O’Leary presents close and comprehensive readings of the modernist, late-modernist, and postmodern poets Robinson Jeffers, Frank Samperi, and Robert Duncan, as well as the contemporary poets Joseph Donahue, Geoffrey Hill, Fanny Howe, Nathaniel Mackey, Pam Rehm, and Lissa Wolsak. Examining how these poets drew on a variety of traditions, including Catholicism, Gnosticism, the Kabbalah, and mysticism, the book considers how modern and contemporary poets have articulated the spiritual in their work. O’Leary also argues that an anxiety of misunderstanding exists in the study and writing of poetry between secular and religious impulses and that the religious nature of poets’ works is too often marginalized or misunderstood. Examining the works of a specific poet in each chapter, O’Leary reveals their complexity and offers a defense of the value and meaning of religious poetry against the grain of a secular society.
Our secular age has turned its back on the irrevocable richness of religious thought, which hovers in highly conscious and unconscious modalities and is brought to life, into new certainties and doubts, in Peter O’Leary’s Thick and Dazzling Darkness. O’Leary’s intensive knowledge of religious and poetry studies serves to make manifest the dark brilliance of his selected poets. The result is a revelatory exegesis of “the divine blazed in words,” “the hidden radiating core” of it. I know of no other critic who moves as decisively and deftly between concept and poetry’s sensuous fold. Jeanne Heuving, author of The Transmutation of Love and Avant-Garde Poetics
Thick and Dazzling Darkness undertakes the daunting task of exploring spirituality (qua poetry) in a way that connects such otherwise dissimilar poets as the self-consciously backward-looking Robinson Jeffers, the peculiarly American modernism of Robert Duncan, and the (at)tendent postmodernism of Fanny Howe and Nathaniel Mackey. O'Leary creates a conceptual fabric through which we can "read" this diverse group of poets—some well-served in scholarly circles, others rapidly falling off the American poetry radar. Given our cultural predicament as Americans, this work could not be more timely. G. C. Waldrep, Bucknell University
Thick and Dazzling Darkness stands as a most powerful expression of the interaction between religion and poetry, crystallized into a series of gorgeously written chapters on a select group of poets and around a single question: "How does one write Christian mystical poetry in a secular culture?” There are so many insights here. O’Leary’s text, like a great poem, shivers and gleams from within, giving to each reader what she or he most needs. Jeffrey J. Kripal, Rice University
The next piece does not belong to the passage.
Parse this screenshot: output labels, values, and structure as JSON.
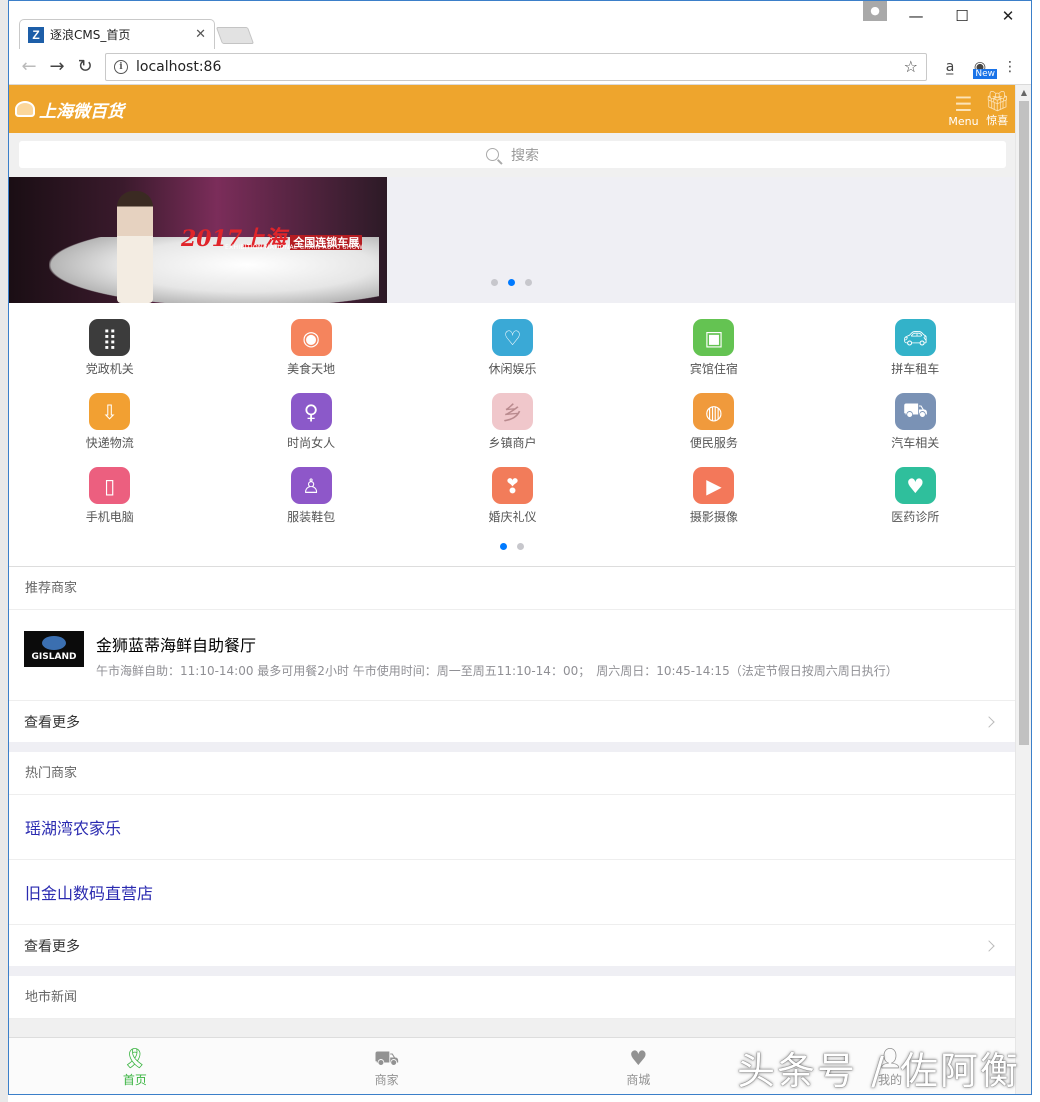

Acknowledgments
Introduction: Religious Poetry in a Secular Age
1. A Mystical Theology of Angelic Despair: Writing Religious Poetry and the Trilogy of Frank Samperi
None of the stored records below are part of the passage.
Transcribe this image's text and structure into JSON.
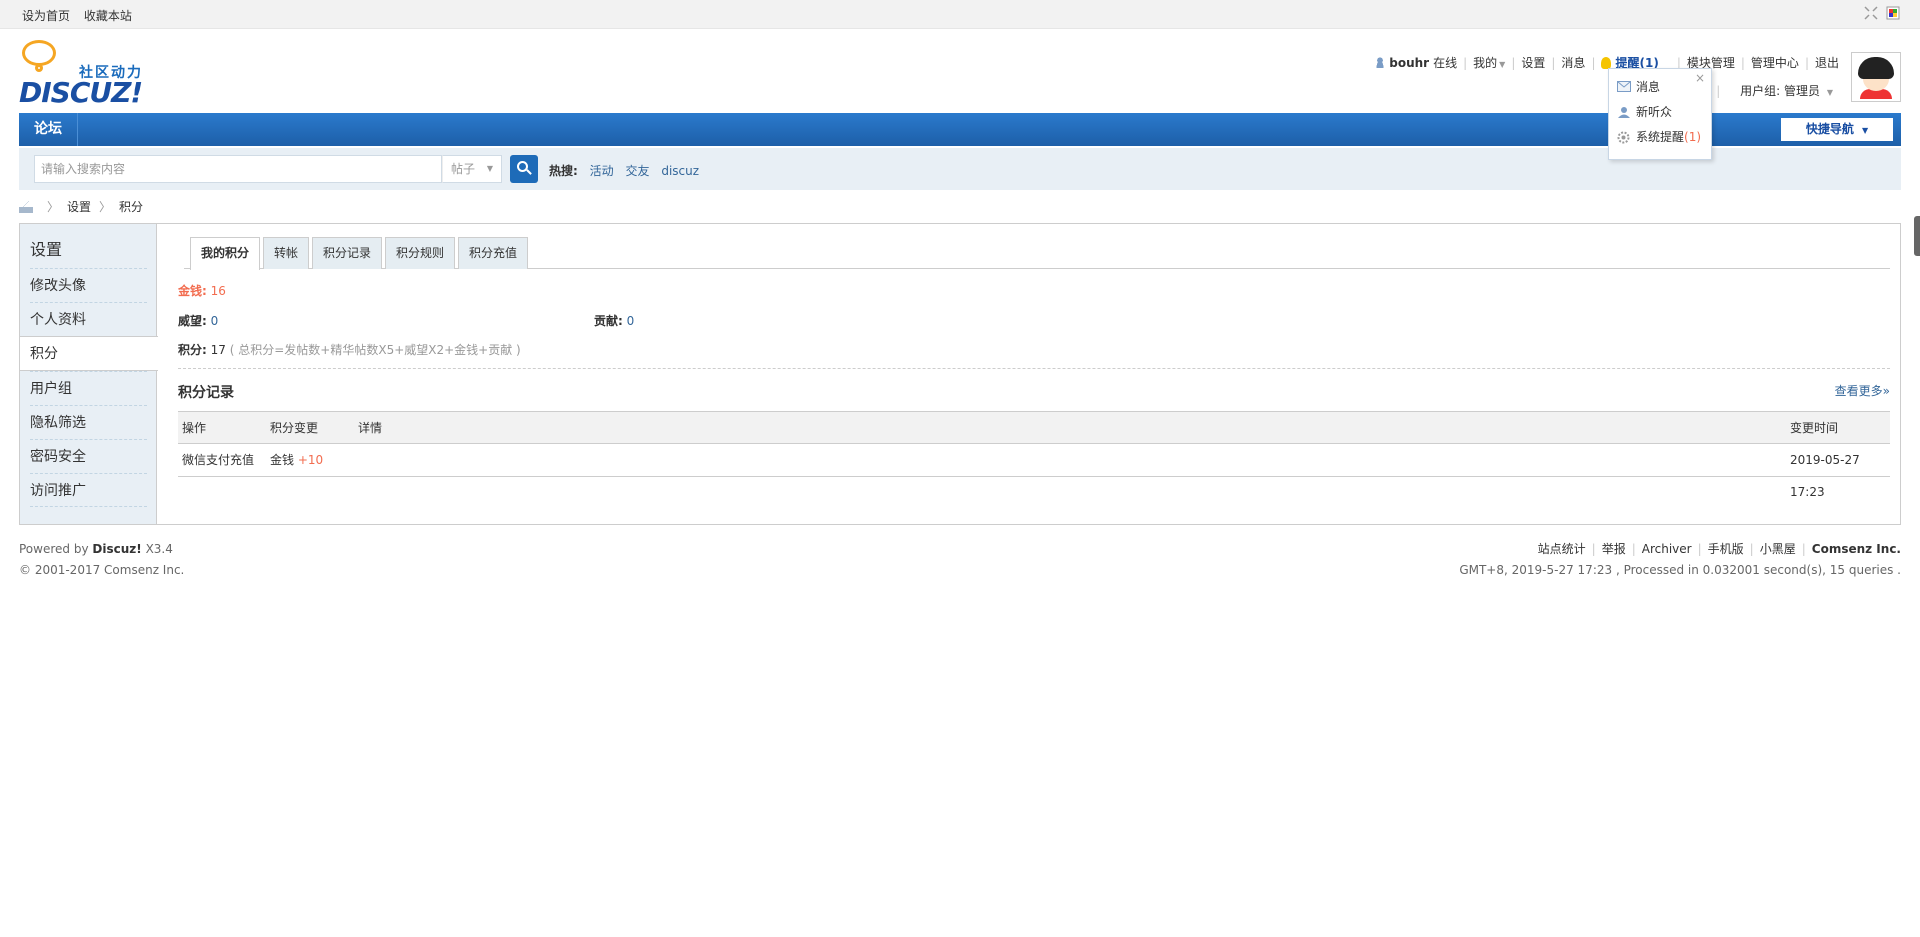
{
  "topbar": {
    "set_home": "设为首页",
    "bookmark": "收藏本站"
  },
  "logo": {
    "slogan": "社区动力",
    "word": "DISCUZ!"
  },
  "userbar": {
    "username": "bouhr",
    "online": "在线",
    "mine": "我的",
    "settings": "设置",
    "messages": "消息",
    "remind": "提醒(1)",
    "module_admin": "模块管理",
    "admin_center": "管理中心",
    "logout": "退出",
    "usergroup": "用户组: 管理员"
  },
  "popup": {
    "close": "×",
    "items": [
      {
        "label": "消息",
        "count": ""
      },
      {
        "label": "新听众",
        "count": ""
      },
      {
        "label": "系统提醒",
        "count": "(1)"
      }
    ]
  },
  "nav": {
    "home": "论坛",
    "quick_nav": "快捷导航"
  },
  "search": {
    "placeholder": "请输入搜索内容",
    "type": "帖子",
    "hot_label": "热搜:",
    "hot": [
      "活动",
      "交友",
      "discuz"
    ]
  },
  "breadcrumb": [
    "设置",
    "积分"
  ],
  "sidebar": {
    "title": "设置",
    "items": [
      "修改头像",
      "个人资料",
      "积分",
      "用户组",
      "隐私筛选",
      "密码安全",
      "访问推广"
    ]
  },
  "tabs": [
    "我的积分",
    "转帐",
    "积分记录",
    "积分规则",
    "积分充值"
  ],
  "credits": {
    "money_label": "金钱:",
    "money": "16",
    "prestige_label": "威望:",
    "prestige": "0",
    "contribution_label": "贡献:",
    "contribution": "0",
    "total_label": "积分:",
    "total": "17",
    "total_note": "( 总积分=发帖数+精华帖数X5+威望X2+金钱+贡献 )"
  },
  "records": {
    "title": "积分记录",
    "more": "查看更多»",
    "headers": {
      "action": "操作",
      "change": "积分变更",
      "detail": "详情",
      "time": "变更时间"
    },
    "rows": [
      {
        "action": "微信支付充值",
        "change_type": "金钱",
        "change_value": "+10",
        "detail": "",
        "time": "2019-05-27 17:23"
      }
    ]
  },
  "footer": {
    "powered": "Powered by",
    "product": "Discuz!",
    "version": "X3.4",
    "copyright": "© 2001-2017 Comsenz Inc.",
    "links": [
      "站点统计",
      "举报",
      "Archiver",
      "手机版",
      "小黑屋"
    ],
    "company": "Comsenz Inc.",
    "stats": "GMT+8, 2019-5-27 17:23 , Processed in 0.032001 second(s), 15 queries ."
  }
}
2. Robinson Jeffers, the Man from Whom God Hid Everything
3. Spiritual Osmosis: Absorbing the Influence in Geoffrey Hill’s Later Poetry
4. Prophetic Frustrations: Robert Duncan’s Tribunals
5. What Lies Beneath My Copy of Eternity? Religious Language in the Poetry of Lissa Wolsak
6. Catholics: Reading Fanny Howe
7. Robert Duncan’s Celestial Hierarchy
8. The Long Huthered Hajj: Nathaniel Mackey’s Esotericism
9. Apocalypticism: A Way Forward for Poetry
Conclusion: Why Not Be Totally Changed Into Fire?
Permissions
Notes
Bibliography
Index

About the Author

Peter O’Leary is the author of Gnostic Contagion: Robert Duncan and the Poetry of Illness (2002), as well as several books of poetry, most recently The Sampo (2016), and he is the editor of a new edition of Ronald Johnson’s ARK (2013). He teaches at the School of the Art Institute of Chicago and the University of Chicago.